§ **Your assignment**
Retype the entries below without any change.

[[ Task input open ]]

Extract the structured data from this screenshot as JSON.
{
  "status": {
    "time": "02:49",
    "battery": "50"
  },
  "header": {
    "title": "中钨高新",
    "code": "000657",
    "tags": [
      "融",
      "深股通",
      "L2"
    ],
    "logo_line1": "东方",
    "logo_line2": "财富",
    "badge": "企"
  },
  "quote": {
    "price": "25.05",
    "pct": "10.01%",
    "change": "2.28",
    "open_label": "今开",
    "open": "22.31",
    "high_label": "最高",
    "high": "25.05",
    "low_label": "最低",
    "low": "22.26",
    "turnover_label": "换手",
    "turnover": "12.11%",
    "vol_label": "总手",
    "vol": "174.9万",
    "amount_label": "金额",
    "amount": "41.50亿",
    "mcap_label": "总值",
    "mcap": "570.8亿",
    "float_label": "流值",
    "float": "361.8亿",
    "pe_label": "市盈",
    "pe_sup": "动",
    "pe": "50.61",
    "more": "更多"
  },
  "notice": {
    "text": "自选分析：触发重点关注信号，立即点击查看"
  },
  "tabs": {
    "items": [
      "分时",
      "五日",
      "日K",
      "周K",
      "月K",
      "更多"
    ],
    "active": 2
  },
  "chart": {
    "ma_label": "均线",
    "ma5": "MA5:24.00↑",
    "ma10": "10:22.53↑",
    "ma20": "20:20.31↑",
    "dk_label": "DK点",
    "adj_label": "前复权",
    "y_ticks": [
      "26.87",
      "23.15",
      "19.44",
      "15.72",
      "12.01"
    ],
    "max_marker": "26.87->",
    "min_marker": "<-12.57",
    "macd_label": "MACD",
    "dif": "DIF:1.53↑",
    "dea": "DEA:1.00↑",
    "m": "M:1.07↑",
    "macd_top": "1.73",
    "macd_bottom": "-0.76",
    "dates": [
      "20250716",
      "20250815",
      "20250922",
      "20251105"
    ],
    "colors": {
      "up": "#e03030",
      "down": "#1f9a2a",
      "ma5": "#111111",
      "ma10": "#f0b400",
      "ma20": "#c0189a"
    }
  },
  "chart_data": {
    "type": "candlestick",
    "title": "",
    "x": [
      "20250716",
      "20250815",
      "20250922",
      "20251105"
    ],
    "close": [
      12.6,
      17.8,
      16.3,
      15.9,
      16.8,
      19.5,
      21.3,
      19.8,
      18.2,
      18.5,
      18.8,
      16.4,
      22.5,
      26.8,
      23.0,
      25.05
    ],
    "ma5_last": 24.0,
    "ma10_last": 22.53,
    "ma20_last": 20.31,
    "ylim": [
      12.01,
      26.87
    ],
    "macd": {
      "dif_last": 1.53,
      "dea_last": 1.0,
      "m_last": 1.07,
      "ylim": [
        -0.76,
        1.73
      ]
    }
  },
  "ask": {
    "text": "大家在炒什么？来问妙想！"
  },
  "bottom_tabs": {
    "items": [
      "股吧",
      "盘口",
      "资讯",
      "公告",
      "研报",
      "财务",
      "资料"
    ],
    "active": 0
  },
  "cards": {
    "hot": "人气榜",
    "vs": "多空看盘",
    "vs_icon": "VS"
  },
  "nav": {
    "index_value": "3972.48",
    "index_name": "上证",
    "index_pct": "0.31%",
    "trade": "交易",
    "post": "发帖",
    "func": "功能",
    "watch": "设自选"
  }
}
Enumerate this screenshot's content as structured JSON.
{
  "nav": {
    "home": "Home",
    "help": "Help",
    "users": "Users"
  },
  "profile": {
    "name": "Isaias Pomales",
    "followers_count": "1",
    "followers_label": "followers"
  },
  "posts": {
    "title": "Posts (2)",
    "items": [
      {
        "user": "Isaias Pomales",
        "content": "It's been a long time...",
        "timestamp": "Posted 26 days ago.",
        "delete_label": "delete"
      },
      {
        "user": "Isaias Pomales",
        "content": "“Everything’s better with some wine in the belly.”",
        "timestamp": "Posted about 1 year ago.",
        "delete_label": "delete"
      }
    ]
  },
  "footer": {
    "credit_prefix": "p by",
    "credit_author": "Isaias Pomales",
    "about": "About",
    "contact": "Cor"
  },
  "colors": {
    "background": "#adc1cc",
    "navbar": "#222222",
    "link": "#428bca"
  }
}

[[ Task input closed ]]

§ **Solution to this task**
Extract the structured data from this screenshot as JSON.
{
  "status": {
    "time": "02:49",
    "battery": "50"
  },
  "header": {
    "title": "中钨高新",
    "code": "000657",
    "tags": [
      "融",
      "深股通",
      "L2"
    ],
    "logo_line1": "东方",
    "logo_line2": "财富",
    "badge": "企"
  },
  "quote": {
    "price": "25.05",
    "pct": "10.01%",
    "change": "2.28",
    "open_label": "今开",
    "open": "22.31",
    "high_label": "最高",
    "high": "25.05",
    "low_label": "最低",
    "low": "22.26",
    "turnover_label": "换手",
    "turnover": "12.11%",
    "vol_label": "总手",
    "vol": "174.9万",
    "amount_label": "金额",
    "amount": "41.50亿",
    "mcap_label": "总值",
    "mcap": "570.8亿",
    "float_label": "流值",
    "float": "361.8亿",
    "pe_label": "市盈",
    "pe_sup": "动",
    "pe": "50.61",
    "more": "更多"
  },
  "notice": {
    "text": "自选分析：触发重点关注信号，立即点击查看"
  },
  "tabs": {
    "items": [
      "分时",
      "五日",
      "日K",
      "周K",
      "月K",
      "更多"
    ],
    "active": 2
  },
  "chart": {
    "ma_label": "均线",
    "ma5": "MA5:24.00↑",
    "ma10": "10:22.53↑",
    "ma20": "20:20.31↑",
    "dk_label": "DK点",
    "adj_label": "前复权",
    "y_ticks": [
      "26.87",
      "23.15",
      "19.44",
      "15.72",
      "12.01"
    ],
    "max_marker": "26.87->",
    "min_marker": "<-12.57",
    "macd_label": "MACD",
    "dif": "DIF:1.53↑",
    "dea": "DEA:1.00↑",
    "m": "M:1.07↑",
    "macd_top": "1.73",
    "macd_bottom": "-0.76",
    "dates": [
      "20250716",
      "20250815",
      "20250922",
      "20251105"
    ],
    "colors": {
      "up": "#e03030",
      "down": "#1f9a2a",
      "ma5": "#111111",
      "ma10": "#f0b400",
      "ma20": "#c0189a"
    }
  },
  "chart_data": {
    "type": "candlestick",
    "title": "",
    "x": [
      "20250716",
      "20250815",
      "20250922",
      "20251105"
    ],
    "close": [
      12.6,
      17.8,
      16.3,
      15.9,
      16.8,
      19.5,
      21.3,
      19.8,
      18.2,
      18.5,
      18.8,
      16.4,
      22.5,
      26.8,
      23.0,
      25.05
    ],
    "ma5_last": 24.0,
    "ma10_last": 22.53,
    "ma20_last": 20.31,
    "ylim": [
      12.01,
      26.87
    ],
    "macd": {
      "dif_last": 1.53,
      "dea_last": 1.0,
      "m_last": 1.07,
      "ylim": [
        -0.76,
        1.73
      ]
    }
  },
  "ask": {
    "text": "大家在炒什么？来问妙想！"
  },
  "bottom_tabs": {
    "items": [
      "股吧",
      "盘口",
      "资讯",
      "公告",
      "研报",
      "财务",
      "资料"
    ],
    "active": 0
  },
  "cards": {
    "hot": "人气榜",
    "vs": "多空看盘",
    "vs_icon": "VS"
  },
  "nav": {
    "index_value": "3972.48",
    "index_name": "上证",
    "index_pct": "0.31%",
    "trade": "交易",
    "post": "发帖",
    "func": "功能",
    "watch": "设自选"
  }
}
Enumerate this screenshot's content as structured JSON.
{
  "nav": {
    "home": "Home",
    "help": "Help",
    "users": "Users"
  },
  "profile": {
    "name": "Isaias Pomales",
    "followers_count": "1",
    "followers_label": "followers"
  },
  "posts": {
    "title": "Posts (2)",
    "items": [
      {
        "user": "Isaias Pomales",
        "content": "It's been a long time...",
        "timestamp": "Posted 26 days ago.",
        "delete_label": "delete"
      },
      {
        "user": "Isaias Pomales",
        "content": "“Everything’s better with some wine in the belly.”",
        "timestamp": "Posted about 1 year ago.",
        "delete_label": "delete"
      }
    ]
  },
  "footer": {
    "credit_prefix": "p by",
    "credit_author": "Isaias Pomales",
    "about": "About",
    "contact": "Cor"
  },
  "colors": {
    "background": "#adc1cc",
    "navbar": "#222222",
    "link": "#428bca"
  }
}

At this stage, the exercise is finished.